• **Aim of the task**
Gather up every line from the entries below that uses the word "title".
*** Supplied information
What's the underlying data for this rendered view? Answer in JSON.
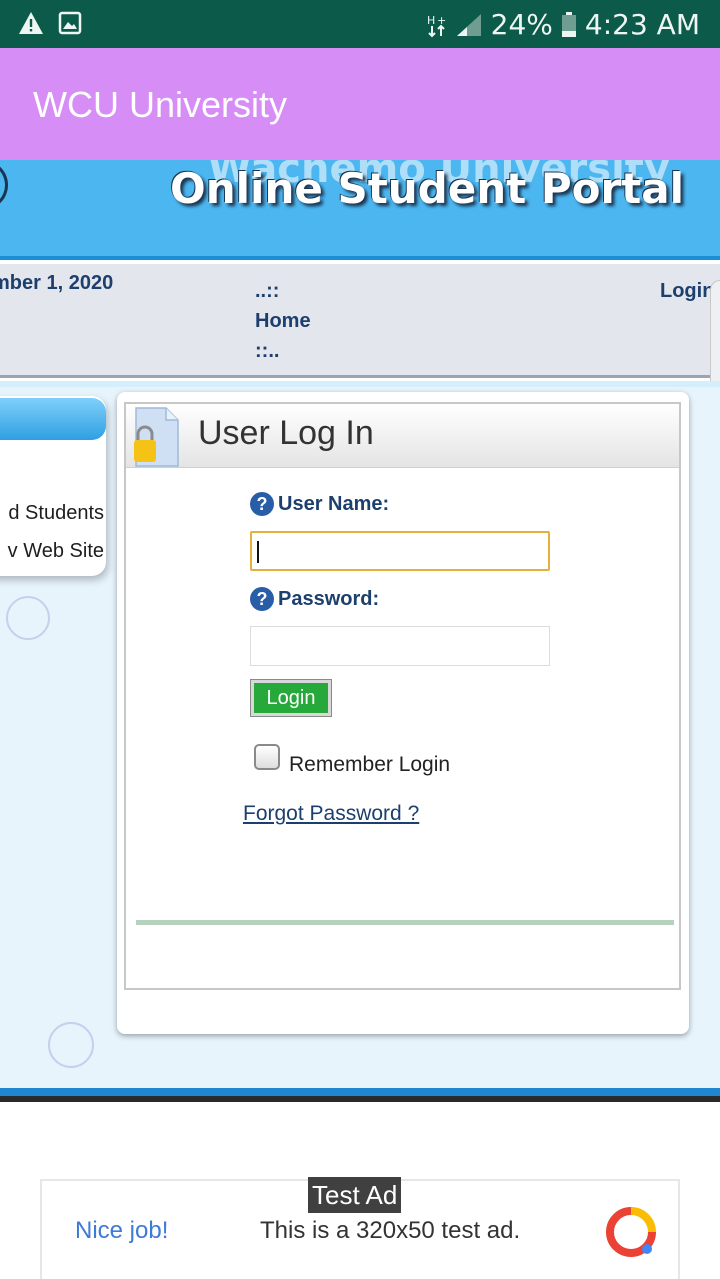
{
  "status_bar": {
    "battery": "24%",
    "time": "4:23 AM",
    "icons": [
      "warning-icon",
      "image-icon",
      "data-arrows-icon",
      "signal-icon",
      "battery-icon"
    ]
  },
  "app_bar": {
    "title": "WCU University"
  },
  "banner": {
    "ghost_text": "Wachemo University",
    "title": "Online Student Portal"
  },
  "nav": {
    "date": "mber 1, 2020",
    "home_top": "..::",
    "home_label": "Home",
    "home_bottom": "::..",
    "login": "Login"
  },
  "sidebar": {
    "items": [
      "d Students",
      "v Web Site"
    ]
  },
  "login_panel": {
    "title": "User Log In",
    "username_label": "User Name:",
    "username_value": "",
    "password_label": "Password:",
    "password_value": "",
    "login_button": "Login",
    "remember_label": "Remember Login",
    "remember_checked": false,
    "forgot_link": "Forgot Password ?"
  },
  "ad": {
    "label": "Test Ad",
    "nice": "Nice job!",
    "text": "This is a 320x50 test ad."
  },
  "colors": {
    "status_bar": "#0c5a4a",
    "app_bar": "#d68ef6",
    "banner": "#4cb6f0",
    "login_button": "#27a83a",
    "link": "#1d3f6e"
  }
}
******
• **Answer**
    "title": "WCU University"
    "title": "Online Student Portal"
    "title": "User Log In",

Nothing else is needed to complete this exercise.